Try it: Each entry below is to be duplicated precisely.

Data supplied:
------------------------------------------------------------

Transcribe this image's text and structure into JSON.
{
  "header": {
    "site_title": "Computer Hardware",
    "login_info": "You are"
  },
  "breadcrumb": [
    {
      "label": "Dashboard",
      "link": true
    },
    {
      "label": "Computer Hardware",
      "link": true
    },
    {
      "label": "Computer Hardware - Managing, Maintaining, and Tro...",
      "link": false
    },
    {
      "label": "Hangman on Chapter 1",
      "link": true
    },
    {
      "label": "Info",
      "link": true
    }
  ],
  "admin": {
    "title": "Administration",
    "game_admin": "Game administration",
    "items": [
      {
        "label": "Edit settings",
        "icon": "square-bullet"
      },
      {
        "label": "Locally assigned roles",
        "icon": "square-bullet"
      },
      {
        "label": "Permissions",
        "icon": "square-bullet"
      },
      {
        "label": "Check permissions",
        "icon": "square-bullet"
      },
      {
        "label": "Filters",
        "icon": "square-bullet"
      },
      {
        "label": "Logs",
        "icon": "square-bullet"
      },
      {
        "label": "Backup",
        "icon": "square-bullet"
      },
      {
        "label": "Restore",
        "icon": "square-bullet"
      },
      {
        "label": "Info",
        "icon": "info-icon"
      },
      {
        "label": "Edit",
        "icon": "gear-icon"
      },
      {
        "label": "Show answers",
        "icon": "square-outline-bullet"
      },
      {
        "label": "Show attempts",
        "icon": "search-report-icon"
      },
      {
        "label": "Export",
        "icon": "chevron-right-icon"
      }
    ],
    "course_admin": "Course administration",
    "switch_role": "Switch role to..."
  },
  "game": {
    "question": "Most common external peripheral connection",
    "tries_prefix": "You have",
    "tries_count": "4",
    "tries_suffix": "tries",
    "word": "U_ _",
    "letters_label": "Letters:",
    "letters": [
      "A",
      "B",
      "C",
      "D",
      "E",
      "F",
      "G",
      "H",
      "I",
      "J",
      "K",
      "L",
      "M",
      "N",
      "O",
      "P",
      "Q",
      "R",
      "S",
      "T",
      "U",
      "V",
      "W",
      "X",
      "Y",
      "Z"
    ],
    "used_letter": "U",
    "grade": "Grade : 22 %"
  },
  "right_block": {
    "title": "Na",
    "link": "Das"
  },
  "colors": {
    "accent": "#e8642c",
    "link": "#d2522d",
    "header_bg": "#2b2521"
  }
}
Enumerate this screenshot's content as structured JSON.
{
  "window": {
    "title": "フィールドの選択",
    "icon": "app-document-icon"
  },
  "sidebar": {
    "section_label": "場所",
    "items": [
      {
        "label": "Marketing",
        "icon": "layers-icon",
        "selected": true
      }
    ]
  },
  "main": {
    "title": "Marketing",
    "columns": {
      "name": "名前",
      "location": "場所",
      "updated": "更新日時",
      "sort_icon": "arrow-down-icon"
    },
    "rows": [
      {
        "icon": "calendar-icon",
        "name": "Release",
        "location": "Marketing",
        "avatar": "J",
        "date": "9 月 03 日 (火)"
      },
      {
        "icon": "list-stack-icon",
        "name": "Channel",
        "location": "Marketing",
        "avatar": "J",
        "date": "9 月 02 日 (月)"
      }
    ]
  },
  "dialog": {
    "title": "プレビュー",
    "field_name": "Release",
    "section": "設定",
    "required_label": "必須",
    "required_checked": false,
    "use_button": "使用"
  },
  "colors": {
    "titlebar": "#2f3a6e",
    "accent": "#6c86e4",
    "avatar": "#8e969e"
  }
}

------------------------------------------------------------

Response to this task:
Transcribe this image's text and structure into JSON.
{
  "header": {
    "site_title": "Computer Hardware",
    "login_info": "You are"
  },
  "breadcrumb": [
    {
      "label": "Dashboard",
      "link": true
    },
    {
      "label": "Computer Hardware",
      "link": true
    },
    {
      "label": "Computer Hardware - Managing, Maintaining, and Tro...",
      "link": false
    },
    {
      "label": "Hangman on Chapter 1",
      "link": true
    },
    {
      "label": "Info",
      "link": true
    }
  ],
  "admin": {
    "title": "Administration",
    "game_admin": "Game administration",
    "items": [
      {
        "label": "Edit settings",
        "icon": "square-bullet"
      },
      {
        "label": "Locally assigned roles",
        "icon": "square-bullet"
      },
      {
        "label": "Permissions",
        "icon": "square-bullet"
      },
      {
        "label": "Check permissions",
        "icon": "square-bullet"
      },
      {
        "label": "Filters",
        "icon": "square-bullet"
      },
      {
        "label": "Logs",
        "icon": "square-bullet"
      },
      {
        "label": "Backup",
        "icon": "square-bullet"
      },
      {
        "label": "Restore",
        "icon": "square-bullet"
      },
      {
        "label": "Info",
        "icon": "info-icon"
      },
      {
        "label": "Edit",
        "icon": "gear-icon"
      },
      {
        "label": "Show answers",
        "icon": "square-outline-bullet"
      },
      {
        "label": "Show attempts",
        "icon": "search-report-icon"
      },
      {
        "label": "Export",
        "icon": "chevron-right-icon"
      }
    ],
    "course_admin": "Course administration",
    "switch_role": "Switch role to..."
  },
  "game": {
    "question": "Most common external peripheral connection",
    "tries_prefix": "You have",
    "tries_count": "4",
    "tries_suffix": "tries",
    "word": "U_ _",
    "letters_label": "Letters:",
    "letters": [
      "A",
      "B",
      "C",
      "D",
      "E",
      "F",
      "G",
      "H",
      "I",
      "J",
      "K",
      "L",
      "M",
      "N",
      "O",
      "P",
      "Q",
      "R",
      "S",
      "T",
      "U",
      "V",
      "W",
      "X",
      "Y",
      "Z"
    ],
    "used_letter": "U",
    "grade": "Grade : 22 %"
  },
  "right_block": {
    "title": "Na",
    "link": "Das"
  },
  "colors": {
    "accent": "#e8642c",
    "link": "#d2522d",
    "header_bg": "#2b2521"
  }
}
Enumerate this screenshot's content as structured JSON.
{
  "window": {
    "title": "フィールドの選択",
    "icon": "app-document-icon"
  },
  "sidebar": {
    "section_label": "場所",
    "items": [
      {
        "label": "Marketing",
        "icon": "layers-icon",
        "selected": true
      }
    ]
  },
  "main": {
    "title": "Marketing",
    "columns": {
      "name": "名前",
      "location": "場所",
      "updated": "更新日時",
      "sort_icon": "arrow-down-icon"
    },
    "rows": [
      {
        "icon": "calendar-icon",
        "name": "Release",
        "location": "Marketing",
        "avatar": "J",
        "date": "9 月 03 日 (火)"
      },
      {
        "icon": "list-stack-icon",
        "name": "Channel",
        "location": "Marketing",
        "avatar": "J",
        "date": "9 月 02 日 (月)"
      }
    ]
  },
  "dialog": {
    "title": "プレビュー",
    "field_name": "Release",
    "section": "設定",
    "required_label": "必須",
    "required_checked": false,
    "use_button": "使用"
  },
  "colors": {
    "titlebar": "#2f3a6e",
    "accent": "#6c86e4",
    "avatar": "#8e969e"
  }
}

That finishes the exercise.